How much data do I need? It depends!
Maybe you should ask yourself; How much data do I need to do What?

Figuring out how much data you need is not an exact science or number (unfortunately), but below is a framework of how you could think when building your dataset.


You need to figure out how complex your data is if the data covers everything it needs to cover and if you got enough data for all features in your data.

Think about the following questions:

  • How complex are my classes or features?
    Example: Binary classification is simple. Multi-label classification needs more data.

  • How independent are the labels to each other?
    Are there overlaps, or do the features depend on each other? If there is an overlap, the model will struggle and will need more data.
    Example: Black or white is simple. 50 shades of grey need more data.

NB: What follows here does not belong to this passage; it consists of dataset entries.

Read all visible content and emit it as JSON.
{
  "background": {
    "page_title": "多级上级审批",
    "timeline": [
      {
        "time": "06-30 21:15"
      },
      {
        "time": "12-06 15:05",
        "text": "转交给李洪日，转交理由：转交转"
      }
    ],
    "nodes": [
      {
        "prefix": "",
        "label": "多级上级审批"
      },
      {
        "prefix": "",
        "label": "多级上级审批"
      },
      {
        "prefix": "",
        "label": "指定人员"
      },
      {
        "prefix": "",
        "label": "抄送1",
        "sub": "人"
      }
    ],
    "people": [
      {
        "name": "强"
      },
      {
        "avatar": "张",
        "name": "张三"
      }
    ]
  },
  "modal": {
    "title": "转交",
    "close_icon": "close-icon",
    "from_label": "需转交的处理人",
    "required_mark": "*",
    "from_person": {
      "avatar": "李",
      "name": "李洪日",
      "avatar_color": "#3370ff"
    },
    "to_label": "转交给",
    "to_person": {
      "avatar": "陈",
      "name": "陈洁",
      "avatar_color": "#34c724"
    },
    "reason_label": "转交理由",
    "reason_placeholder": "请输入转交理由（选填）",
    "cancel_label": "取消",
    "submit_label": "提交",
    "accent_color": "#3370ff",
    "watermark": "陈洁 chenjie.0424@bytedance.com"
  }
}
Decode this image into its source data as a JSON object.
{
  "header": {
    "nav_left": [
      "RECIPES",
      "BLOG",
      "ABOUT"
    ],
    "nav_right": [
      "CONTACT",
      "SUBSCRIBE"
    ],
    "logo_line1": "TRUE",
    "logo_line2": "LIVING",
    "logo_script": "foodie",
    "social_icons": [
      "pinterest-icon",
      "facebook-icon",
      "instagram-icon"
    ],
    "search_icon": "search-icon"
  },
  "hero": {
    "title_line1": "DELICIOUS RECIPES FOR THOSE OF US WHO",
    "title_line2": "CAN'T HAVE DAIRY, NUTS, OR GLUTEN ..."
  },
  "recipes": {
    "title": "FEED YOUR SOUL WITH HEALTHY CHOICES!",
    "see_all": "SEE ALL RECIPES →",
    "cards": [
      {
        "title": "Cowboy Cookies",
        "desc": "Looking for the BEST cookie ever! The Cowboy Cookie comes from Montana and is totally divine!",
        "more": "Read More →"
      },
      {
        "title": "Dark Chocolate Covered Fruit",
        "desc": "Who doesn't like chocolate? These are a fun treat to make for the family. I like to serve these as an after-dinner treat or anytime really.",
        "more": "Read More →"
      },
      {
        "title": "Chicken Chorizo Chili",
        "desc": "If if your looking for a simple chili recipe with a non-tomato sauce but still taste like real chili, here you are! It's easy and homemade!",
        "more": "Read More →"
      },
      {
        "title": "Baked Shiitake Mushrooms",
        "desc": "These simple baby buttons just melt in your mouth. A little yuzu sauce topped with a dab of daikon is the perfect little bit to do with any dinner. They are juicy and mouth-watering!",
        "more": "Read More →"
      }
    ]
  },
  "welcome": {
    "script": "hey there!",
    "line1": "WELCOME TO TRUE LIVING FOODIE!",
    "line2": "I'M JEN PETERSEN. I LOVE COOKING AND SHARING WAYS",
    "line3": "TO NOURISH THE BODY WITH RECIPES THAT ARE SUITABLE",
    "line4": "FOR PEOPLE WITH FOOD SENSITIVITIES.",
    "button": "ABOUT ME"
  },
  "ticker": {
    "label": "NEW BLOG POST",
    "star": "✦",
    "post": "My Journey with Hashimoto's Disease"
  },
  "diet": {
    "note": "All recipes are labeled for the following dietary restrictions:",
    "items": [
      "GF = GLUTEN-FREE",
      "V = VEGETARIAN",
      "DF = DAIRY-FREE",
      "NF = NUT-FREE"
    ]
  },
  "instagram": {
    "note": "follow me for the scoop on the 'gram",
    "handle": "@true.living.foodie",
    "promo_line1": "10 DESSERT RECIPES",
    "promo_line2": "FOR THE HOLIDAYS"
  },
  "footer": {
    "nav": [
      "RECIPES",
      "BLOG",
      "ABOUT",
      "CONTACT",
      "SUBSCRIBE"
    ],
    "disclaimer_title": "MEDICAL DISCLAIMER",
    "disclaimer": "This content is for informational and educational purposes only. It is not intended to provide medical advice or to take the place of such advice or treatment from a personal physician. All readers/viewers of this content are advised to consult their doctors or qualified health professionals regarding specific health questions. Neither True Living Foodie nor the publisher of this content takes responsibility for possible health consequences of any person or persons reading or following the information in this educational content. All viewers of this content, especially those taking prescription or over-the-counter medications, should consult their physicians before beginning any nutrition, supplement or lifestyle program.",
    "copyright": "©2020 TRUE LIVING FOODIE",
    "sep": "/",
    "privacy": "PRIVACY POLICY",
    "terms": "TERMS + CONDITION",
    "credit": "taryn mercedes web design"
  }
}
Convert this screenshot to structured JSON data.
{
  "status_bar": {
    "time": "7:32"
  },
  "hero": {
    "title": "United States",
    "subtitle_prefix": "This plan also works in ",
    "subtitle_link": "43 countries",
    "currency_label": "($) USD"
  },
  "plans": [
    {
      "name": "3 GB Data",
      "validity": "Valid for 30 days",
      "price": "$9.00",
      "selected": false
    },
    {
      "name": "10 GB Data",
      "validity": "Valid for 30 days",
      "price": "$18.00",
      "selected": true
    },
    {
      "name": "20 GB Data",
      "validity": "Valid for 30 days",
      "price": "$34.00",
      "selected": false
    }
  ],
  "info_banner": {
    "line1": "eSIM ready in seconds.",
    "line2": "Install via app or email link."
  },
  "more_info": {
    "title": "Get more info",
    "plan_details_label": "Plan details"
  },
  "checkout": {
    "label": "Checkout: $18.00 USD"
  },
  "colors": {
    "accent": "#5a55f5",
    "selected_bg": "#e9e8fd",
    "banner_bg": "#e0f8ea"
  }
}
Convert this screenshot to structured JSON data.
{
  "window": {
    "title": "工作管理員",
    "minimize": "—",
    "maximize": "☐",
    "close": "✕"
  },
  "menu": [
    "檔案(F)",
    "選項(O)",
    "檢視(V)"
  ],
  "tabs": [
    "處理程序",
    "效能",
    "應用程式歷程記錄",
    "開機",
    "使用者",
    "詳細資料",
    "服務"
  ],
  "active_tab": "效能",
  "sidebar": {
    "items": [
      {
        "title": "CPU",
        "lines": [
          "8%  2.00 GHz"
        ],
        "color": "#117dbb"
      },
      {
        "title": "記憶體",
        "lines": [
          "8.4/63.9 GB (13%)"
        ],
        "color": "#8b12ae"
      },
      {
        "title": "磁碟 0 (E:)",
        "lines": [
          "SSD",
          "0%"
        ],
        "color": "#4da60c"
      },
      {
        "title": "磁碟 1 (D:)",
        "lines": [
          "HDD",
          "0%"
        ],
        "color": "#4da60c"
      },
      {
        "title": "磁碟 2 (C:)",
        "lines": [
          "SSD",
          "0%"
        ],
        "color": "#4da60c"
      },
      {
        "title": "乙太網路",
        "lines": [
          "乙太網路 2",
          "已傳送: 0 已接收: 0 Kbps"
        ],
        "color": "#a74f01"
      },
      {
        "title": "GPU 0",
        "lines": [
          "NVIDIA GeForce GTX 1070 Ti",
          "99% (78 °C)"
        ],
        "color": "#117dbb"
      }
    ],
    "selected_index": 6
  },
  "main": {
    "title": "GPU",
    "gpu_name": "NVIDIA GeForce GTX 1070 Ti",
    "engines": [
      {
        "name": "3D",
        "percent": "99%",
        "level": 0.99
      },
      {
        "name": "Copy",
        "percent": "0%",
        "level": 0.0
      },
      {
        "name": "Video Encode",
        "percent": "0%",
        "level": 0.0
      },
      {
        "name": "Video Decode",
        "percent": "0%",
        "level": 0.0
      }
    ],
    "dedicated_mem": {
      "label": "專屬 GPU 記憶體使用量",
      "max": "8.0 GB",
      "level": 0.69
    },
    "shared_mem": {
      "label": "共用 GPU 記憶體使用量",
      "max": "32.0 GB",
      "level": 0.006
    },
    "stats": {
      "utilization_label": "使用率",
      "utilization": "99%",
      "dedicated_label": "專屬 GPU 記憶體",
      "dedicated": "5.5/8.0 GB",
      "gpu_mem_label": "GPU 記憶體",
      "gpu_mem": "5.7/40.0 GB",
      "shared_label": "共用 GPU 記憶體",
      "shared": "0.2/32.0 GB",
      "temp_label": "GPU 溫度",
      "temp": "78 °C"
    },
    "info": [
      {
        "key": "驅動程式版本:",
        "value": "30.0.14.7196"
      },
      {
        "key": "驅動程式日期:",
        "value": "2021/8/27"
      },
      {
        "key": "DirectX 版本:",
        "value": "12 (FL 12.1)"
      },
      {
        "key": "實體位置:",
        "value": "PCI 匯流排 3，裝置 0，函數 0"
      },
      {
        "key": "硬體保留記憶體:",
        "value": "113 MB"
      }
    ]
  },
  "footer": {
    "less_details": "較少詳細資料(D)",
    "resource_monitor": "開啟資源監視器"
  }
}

Think about the following questions:

  • What percentage of the total population is represented in this data?
    Beware of biased data.

  • Do you need to add or remove data? The platform gives you some tools to handle this.

  • If your data is old, you might need to ask yourself if the data is still relevant?

  • Does the data cover what the model will see in the real world?
    Your data might work really well in the lab, but does it reflect the real world?
    Example: You’ve collected training data in Germany and want to use the trained model in Brazil.

Don’t use the model here
Figure 1. Use the model to make predictions where you have data (the blue dots).


It’s only in prepared datasets that you have exactly the same amount of samples from each label. The real world is never exactly the same.

Think about the following questions:

  • Are all classes well represented in this data?

  • Do you have enough samples for each class?

Example: If your dataset consists of 1000 rows but all of them have the same label, then the model will fail, and you won’t succeed. The platform gives you some tools to handle this, e.g., you can use class weights on the Target block.

Imbalanced dataset
Figure 2. Imbalanced dataset where most of the examples are positive.

Next step - Peltarion workflow

Was this page helpful?